Information provided -
····················
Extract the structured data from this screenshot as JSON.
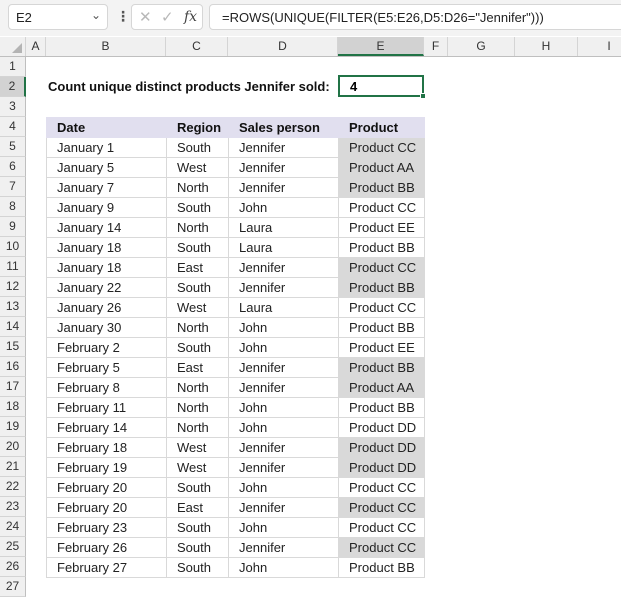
{
  "formula_bar": {
    "name_box": "E2",
    "formula": "=ROWS(UNIQUE(FILTER(E5:E26,D5:D26=\"Jennifer\")))",
    "icons": [
      "chevron-down-icon",
      "more-options-icon",
      "cancel-icon",
      "enter-icon",
      "fx-icon"
    ]
  },
  "columns": [
    "A",
    "B",
    "C",
    "D",
    "E",
    "F",
    "G",
    "H",
    "I"
  ],
  "rows": [
    "1",
    "2",
    "3",
    "4",
    "5",
    "6",
    "7",
    "8",
    "9",
    "10",
    "11",
    "12",
    "13",
    "14",
    "15",
    "16",
    "17",
    "18",
    "19",
    "20",
    "21",
    "22",
    "23",
    "24",
    "25",
    "26",
    "27"
  ],
  "selected_cell": "E2",
  "summary": {
    "label": "Count unique distinct products  Jennifer sold:",
    "value": "4"
  },
  "table": {
    "headers": [
      "Date",
      "Region",
      "Sales person",
      "Product"
    ],
    "rows": [
      {
        "date": "January 1",
        "region": "South",
        "person": "Jennifer",
        "product": "Product CC",
        "highlight": true
      },
      {
        "date": "January 5",
        "region": "West",
        "person": "Jennifer",
        "product": "Product AA",
        "highlight": true
      },
      {
        "date": "January 7",
        "region": "North",
        "person": "Jennifer",
        "product": "Product BB",
        "highlight": true
      },
      {
        "date": "January 9",
        "region": "South",
        "person": "John",
        "product": "Product CC",
        "highlight": false
      },
      {
        "date": "January 14",
        "region": "North",
        "person": "Laura",
        "product": "Product EE",
        "highlight": false
      },
      {
        "date": "January 18",
        "region": "South",
        "person": "Laura",
        "product": "Product BB",
        "highlight": false
      },
      {
        "date": "January 18",
        "region": "East",
        "person": "Jennifer",
        "product": "Product CC",
        "highlight": true
      },
      {
        "date": "January 22",
        "region": "South",
        "person": "Jennifer",
        "product": "Product BB",
        "highlight": true
      },
      {
        "date": "January 26",
        "region": "West",
        "person": "Laura",
        "product": "Product CC",
        "highlight": false
      },
      {
        "date": "January 30",
        "region": "North",
        "person": "John",
        "product": "Product BB",
        "highlight": false
      },
      {
        "date": "February 2",
        "region": "South",
        "person": "John",
        "product": "Product EE",
        "highlight": false
      },
      {
        "date": "February 5",
        "region": "East",
        "person": "Jennifer",
        "product": "Product BB",
        "highlight": true
      },
      {
        "date": "February 8",
        "region": "North",
        "person": "Jennifer",
        "product": "Product AA",
        "highlight": true
      },
      {
        "date": "February 11",
        "region": "North",
        "person": "John",
        "product": "Product BB",
        "highlight": false
      },
      {
        "date": "February 14",
        "region": "North",
        "person": "John",
        "product": "Product DD",
        "highlight": false
      },
      {
        "date": "February 18",
        "region": "West",
        "person": "Jennifer",
        "product": "Product DD",
        "highlight": true
      },
      {
        "date": "February 19",
        "region": "West",
        "person": "Jennifer",
        "product": "Product DD",
        "highlight": true
      },
      {
        "date": "February 20",
        "region": "South",
        "person": "John",
        "product": "Product CC",
        "highlight": false
      },
      {
        "date": "February 20",
        "region": "East",
        "person": "Jennifer",
        "product": "Product CC",
        "highlight": true
      },
      {
        "date": "February 23",
        "region": "South",
        "person": "John",
        "product": "Product CC",
        "highlight": false
      },
      {
        "date": "February 26",
        "region": "South",
        "person": "Jennifer",
        "product": "Product CC",
        "highlight": true
      },
      {
        "date": "February 27",
        "region": "South",
        "person": "John",
        "product": "Product BB",
        "highlight": false
      }
    ]
  },
  "colors": {
    "accent": "#217346",
    "header_fill": "#e1dfef",
    "highlight_fill": "#d9d9d9"
  }
}
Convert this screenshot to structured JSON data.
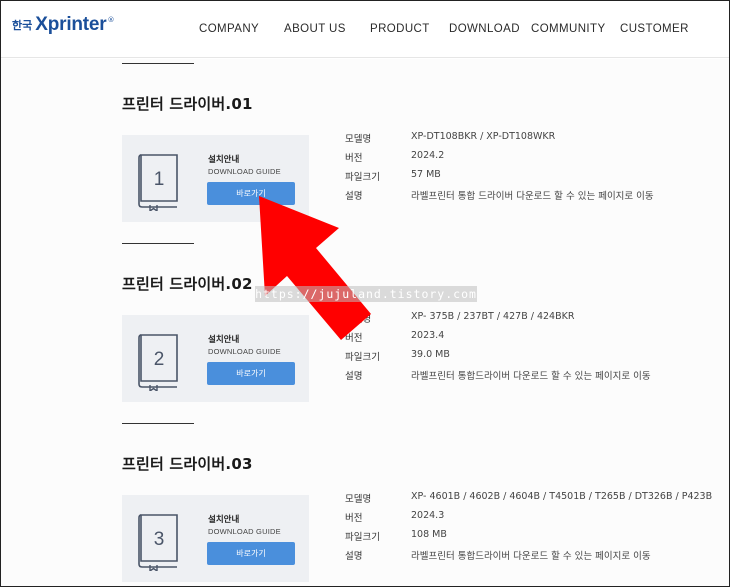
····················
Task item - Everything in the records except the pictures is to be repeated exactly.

Exercise answer -
Extract the structured data from this screenshot as JSON.
{
  "formula_bar": {
    "name_box": "E2",
    "formula": "=ROWS(UNIQUE(FILTER(E5:E26,D5:D26=\"Jennifer\")))",
    "icons": [
      "chevron-down-icon",
      "more-options-icon",
      "cancel-icon",
      "enter-icon",
      "fx-icon"
    ]
  },
  "columns": [
    "A",
    "B",
    "C",
    "D",
    "E",
    "F",
    "G",
    "H",
    "I"
  ],
  "rows": [
    "1",
    "2",
    "3",
    "4",
    "5",
    "6",
    "7",
    "8",
    "9",
    "10",
    "11",
    "12",
    "13",
    "14",
    "15",
    "16",
    "17",
    "18",
    "19",
    "20",
    "21",
    "22",
    "23",
    "24",
    "25",
    "26",
    "27"
  ],
  "selected_cell": "E2",
  "summary": {
    "label": "Count unique distinct products  Jennifer sold:",
    "value": "4"
  },
  "table": {
    "headers": [
      "Date",
      "Region",
      "Sales person",
      "Product"
    ],
    "rows": [
      {
        "date": "January 1",
        "region": "South",
        "person": "Jennifer",
        "product": "Product CC",
        "highlight": true
      },
      {
        "date": "January 5",
        "region": "West",
        "person": "Jennifer",
        "product": "Product AA",
        "highlight": true
      },
      {
        "date": "January 7",
        "region": "North",
        "person": "Jennifer",
        "product": "Product BB",
        "highlight": true
      },
      {
        "date": "January 9",
        "region": "South",
        "person": "John",
        "product": "Product CC",
        "highlight": false
      },
      {
        "date": "January 14",
        "region": "North",
        "person": "Laura",
        "product": "Product EE",
        "highlight": false
      },
      {
        "date": "January 18",
        "region": "South",
        "person": "Laura",
        "product": "Product BB",
        "highlight": false
      },
      {
        "date": "January 18",
        "region": "East",
        "person": "Jennifer",
        "product": "Product CC",
        "highlight": true
      },
      {
        "date": "January 22",
        "region": "South",
        "person": "Jennifer",
        "product": "Product BB",
        "highlight": true
      },
      {
        "date": "January 26",
        "region": "West",
        "person": "Laura",
        "product": "Product CC",
        "highlight": false
      },
      {
        "date": "January 30",
        "region": "North",
        "person": "John",
        "product": "Product BB",
        "highlight": false
      },
      {
        "date": "February 2",
        "region": "South",
        "person": "John",
        "product": "Product EE",
        "highlight": false
      },
      {
        "date": "February 5",
        "region": "East",
        "person": "Jennifer",
        "product": "Product BB",
        "highlight": true
      },
      {
        "date": "February 8",
        "region": "North",
        "person": "Jennifer",
        "product": "Product AA",
        "highlight": true
      },
      {
        "date": "February 11",
        "region": "North",
        "person": "John",
        "product": "Product BB",
        "highlight": false
      },
      {
        "date": "February 14",
        "region": "North",
        "person": "John",
        "product": "Product DD",
        "highlight": false
      },
      {
        "date": "February 18",
        "region": "West",
        "person": "Jennifer",
        "product": "Product DD",
        "highlight": true
      },
      {
        "date": "February 19",
        "region": "West",
        "person": "Jennifer",
        "product": "Product DD",
        "highlight": true
      },
      {
        "date": "February 20",
        "region": "South",
        "person": "John",
        "product": "Product CC",
        "highlight": false
      },
      {
        "date": "February 20",
        "region": "East",
        "person": "Jennifer",
        "product": "Product CC",
        "highlight": true
      },
      {
        "date": "February 23",
        "region": "South",
        "person": "John",
        "product": "Product CC",
        "highlight": false
      },
      {
        "date": "February 26",
        "region": "South",
        "person": "Jennifer",
        "product": "Product CC",
        "highlight": true
      },
      {
        "date": "February 27",
        "region": "South",
        "person": "John",
        "product": "Product BB",
        "highlight": false
      }
    ]
  },
  "colors": {
    "accent": "#217346",
    "header_fill": "#e1dfef",
    "highlight_fill": "#d9d9d9"
  }
}
Convert this screenshot to structured JSON data.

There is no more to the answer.